> TASK REQUIREMENTS: Please copy every line from the following entries in which the word "date" appears.

- - - -

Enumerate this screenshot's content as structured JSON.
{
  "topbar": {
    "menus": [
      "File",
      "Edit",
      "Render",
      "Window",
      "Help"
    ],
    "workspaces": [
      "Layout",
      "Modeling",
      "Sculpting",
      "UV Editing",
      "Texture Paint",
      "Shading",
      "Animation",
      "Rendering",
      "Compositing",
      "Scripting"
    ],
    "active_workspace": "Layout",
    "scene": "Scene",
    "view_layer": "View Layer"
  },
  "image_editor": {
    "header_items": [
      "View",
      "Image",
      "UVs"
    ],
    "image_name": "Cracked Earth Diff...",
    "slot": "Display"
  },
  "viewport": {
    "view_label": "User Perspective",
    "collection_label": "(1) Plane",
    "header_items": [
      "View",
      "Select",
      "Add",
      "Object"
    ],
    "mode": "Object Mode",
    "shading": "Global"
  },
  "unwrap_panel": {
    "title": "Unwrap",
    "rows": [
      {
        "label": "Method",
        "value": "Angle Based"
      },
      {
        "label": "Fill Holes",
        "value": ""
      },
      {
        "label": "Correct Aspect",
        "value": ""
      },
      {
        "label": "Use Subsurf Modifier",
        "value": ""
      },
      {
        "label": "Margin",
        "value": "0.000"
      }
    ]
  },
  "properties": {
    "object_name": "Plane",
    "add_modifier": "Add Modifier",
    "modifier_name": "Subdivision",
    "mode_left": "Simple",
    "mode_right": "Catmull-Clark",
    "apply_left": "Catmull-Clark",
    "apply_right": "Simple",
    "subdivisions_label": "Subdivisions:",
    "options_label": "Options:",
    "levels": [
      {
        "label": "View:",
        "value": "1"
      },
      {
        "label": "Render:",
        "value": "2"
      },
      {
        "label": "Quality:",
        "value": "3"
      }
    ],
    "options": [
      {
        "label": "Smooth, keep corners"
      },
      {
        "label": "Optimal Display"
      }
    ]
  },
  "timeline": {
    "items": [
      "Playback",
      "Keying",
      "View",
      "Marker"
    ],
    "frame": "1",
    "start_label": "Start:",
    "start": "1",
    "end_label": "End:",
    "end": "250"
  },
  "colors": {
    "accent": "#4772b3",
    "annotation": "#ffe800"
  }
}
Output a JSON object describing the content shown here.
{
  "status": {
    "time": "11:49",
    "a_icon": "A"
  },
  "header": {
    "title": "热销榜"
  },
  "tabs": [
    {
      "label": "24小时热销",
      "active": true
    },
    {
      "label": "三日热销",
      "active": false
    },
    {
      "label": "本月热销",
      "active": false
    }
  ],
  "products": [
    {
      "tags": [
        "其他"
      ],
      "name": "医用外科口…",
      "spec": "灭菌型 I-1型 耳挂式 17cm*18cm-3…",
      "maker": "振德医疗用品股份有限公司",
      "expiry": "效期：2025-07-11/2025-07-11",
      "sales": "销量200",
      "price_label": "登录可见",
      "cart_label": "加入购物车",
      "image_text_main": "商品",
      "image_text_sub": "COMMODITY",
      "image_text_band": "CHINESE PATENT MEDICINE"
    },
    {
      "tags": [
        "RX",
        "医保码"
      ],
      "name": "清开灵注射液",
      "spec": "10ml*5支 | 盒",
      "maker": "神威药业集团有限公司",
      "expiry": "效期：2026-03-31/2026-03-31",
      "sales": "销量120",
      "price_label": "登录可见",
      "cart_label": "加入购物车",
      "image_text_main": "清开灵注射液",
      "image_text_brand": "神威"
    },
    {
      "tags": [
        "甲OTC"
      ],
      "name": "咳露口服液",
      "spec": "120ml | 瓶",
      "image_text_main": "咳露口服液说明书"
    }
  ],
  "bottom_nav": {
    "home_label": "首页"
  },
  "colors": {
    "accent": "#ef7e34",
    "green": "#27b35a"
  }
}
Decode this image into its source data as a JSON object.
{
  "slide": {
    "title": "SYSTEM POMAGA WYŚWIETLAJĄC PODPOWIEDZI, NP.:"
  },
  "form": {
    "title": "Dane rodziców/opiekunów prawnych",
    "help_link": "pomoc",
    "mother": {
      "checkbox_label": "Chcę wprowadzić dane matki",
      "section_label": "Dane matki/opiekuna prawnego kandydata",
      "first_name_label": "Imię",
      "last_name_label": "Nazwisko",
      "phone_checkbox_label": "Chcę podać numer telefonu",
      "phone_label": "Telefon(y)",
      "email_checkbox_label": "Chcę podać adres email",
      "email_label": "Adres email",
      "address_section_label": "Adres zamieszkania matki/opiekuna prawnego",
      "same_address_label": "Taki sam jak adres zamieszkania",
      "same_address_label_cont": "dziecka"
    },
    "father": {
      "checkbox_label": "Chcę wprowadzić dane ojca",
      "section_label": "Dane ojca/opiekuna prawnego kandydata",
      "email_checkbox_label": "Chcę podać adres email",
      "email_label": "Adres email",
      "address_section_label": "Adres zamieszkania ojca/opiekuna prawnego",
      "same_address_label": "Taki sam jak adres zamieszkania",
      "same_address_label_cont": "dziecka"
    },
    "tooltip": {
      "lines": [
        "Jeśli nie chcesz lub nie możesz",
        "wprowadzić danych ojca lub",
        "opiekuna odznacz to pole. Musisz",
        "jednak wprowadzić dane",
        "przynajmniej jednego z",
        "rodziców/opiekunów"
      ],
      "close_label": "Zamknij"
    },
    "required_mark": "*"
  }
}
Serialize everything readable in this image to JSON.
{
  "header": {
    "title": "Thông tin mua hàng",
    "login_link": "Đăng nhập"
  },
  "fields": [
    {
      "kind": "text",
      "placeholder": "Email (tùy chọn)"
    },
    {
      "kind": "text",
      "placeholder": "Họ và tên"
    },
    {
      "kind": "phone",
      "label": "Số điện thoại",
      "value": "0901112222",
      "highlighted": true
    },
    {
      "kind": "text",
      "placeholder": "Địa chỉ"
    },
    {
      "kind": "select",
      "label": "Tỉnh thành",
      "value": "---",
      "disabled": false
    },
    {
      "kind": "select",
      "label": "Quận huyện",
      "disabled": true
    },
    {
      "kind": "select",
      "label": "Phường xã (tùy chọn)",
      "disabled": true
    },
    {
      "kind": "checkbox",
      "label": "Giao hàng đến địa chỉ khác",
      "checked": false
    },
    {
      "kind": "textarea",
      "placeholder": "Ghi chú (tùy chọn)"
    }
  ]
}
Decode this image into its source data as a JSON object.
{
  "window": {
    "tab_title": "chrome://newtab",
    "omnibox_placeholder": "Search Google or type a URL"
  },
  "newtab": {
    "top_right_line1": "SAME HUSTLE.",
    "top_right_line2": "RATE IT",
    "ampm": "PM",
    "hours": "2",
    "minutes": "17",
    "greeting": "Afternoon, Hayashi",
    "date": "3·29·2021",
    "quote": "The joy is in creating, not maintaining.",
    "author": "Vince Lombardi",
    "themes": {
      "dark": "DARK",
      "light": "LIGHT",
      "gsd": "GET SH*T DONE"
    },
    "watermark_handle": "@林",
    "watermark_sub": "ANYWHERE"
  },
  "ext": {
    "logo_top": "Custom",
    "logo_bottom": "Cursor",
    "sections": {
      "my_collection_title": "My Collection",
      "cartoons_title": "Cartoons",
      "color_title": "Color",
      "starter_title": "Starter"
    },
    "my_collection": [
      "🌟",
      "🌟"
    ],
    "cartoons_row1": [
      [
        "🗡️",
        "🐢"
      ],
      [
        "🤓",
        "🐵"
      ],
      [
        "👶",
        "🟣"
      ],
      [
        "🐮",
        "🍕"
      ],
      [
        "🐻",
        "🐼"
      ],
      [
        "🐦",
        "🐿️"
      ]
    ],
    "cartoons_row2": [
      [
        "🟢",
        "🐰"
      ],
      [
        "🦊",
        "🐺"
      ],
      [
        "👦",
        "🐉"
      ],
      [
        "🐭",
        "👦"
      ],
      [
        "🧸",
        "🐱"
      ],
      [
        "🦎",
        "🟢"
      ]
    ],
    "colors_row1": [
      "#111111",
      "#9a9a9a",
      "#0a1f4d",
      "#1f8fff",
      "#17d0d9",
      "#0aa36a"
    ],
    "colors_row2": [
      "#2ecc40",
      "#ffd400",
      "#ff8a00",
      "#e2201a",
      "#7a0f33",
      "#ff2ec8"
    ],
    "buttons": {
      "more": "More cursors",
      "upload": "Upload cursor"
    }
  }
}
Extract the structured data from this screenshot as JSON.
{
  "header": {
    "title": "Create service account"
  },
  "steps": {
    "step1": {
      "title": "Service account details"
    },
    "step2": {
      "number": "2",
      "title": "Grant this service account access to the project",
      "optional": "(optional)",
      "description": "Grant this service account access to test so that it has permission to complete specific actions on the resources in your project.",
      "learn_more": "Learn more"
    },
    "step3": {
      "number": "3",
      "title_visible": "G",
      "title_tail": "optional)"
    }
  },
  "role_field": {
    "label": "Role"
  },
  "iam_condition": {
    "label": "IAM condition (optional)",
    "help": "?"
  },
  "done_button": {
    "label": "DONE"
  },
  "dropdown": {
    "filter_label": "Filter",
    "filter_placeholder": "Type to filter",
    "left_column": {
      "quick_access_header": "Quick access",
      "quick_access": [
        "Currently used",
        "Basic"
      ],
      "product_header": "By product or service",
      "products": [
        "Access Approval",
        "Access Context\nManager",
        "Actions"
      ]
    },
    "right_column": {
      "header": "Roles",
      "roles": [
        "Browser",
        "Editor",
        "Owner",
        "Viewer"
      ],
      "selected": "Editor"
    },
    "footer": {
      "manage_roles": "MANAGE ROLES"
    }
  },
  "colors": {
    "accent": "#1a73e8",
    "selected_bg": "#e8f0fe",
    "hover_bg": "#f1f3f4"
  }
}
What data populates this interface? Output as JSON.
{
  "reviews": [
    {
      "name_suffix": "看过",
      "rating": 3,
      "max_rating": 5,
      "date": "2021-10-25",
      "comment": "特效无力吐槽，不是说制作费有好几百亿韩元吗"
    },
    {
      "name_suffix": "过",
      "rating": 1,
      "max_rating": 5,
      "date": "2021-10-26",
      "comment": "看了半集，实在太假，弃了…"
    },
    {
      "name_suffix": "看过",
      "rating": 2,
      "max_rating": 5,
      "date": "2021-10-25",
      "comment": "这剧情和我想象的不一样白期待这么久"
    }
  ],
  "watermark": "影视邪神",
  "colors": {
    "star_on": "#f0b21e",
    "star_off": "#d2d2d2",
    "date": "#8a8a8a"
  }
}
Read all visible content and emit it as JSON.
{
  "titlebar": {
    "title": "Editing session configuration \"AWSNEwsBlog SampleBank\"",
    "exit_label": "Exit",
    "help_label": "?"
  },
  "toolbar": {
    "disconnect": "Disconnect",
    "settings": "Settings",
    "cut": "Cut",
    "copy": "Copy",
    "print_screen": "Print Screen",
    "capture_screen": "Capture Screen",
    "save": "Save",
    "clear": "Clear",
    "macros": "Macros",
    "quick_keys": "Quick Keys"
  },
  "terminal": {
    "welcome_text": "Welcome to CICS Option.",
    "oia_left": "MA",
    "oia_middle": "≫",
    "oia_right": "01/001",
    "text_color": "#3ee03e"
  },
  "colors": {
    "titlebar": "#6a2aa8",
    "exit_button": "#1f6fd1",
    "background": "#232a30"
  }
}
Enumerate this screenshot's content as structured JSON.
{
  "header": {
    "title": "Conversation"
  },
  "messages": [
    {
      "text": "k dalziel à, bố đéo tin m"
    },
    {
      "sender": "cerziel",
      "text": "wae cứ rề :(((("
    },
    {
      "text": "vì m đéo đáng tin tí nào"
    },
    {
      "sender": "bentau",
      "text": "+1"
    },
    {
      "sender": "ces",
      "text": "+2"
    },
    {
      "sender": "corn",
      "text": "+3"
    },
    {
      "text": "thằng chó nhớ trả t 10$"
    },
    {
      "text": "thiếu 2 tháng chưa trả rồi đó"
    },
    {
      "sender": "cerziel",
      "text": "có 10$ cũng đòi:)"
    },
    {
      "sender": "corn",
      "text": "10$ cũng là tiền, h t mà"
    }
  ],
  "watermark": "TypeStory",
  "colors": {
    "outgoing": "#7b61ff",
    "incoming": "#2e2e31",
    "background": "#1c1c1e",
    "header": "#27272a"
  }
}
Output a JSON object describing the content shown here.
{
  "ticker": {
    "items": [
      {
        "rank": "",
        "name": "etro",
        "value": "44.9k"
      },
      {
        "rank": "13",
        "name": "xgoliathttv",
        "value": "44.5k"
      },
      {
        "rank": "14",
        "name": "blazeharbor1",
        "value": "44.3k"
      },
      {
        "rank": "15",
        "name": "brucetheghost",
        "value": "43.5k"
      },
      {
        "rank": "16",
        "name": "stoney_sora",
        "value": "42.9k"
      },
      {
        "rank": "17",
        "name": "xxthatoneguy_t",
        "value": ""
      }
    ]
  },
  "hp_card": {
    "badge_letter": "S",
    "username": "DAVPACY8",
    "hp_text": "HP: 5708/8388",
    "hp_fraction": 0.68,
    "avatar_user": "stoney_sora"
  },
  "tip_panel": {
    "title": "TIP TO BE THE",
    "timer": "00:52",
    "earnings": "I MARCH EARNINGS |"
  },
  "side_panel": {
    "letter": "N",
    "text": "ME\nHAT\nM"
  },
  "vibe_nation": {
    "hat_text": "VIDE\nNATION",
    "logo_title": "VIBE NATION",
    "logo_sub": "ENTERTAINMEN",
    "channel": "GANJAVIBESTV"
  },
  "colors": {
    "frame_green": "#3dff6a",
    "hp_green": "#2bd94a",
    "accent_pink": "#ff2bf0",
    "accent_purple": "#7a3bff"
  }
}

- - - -

> SOLUTION TO THIS PROBLEM:
    "date": "3·29·2021",
      "date": "2021-10-25",
      "date": "2021-10-26",
      "date": "2021-10-25",
    "date": "#8a8a8a"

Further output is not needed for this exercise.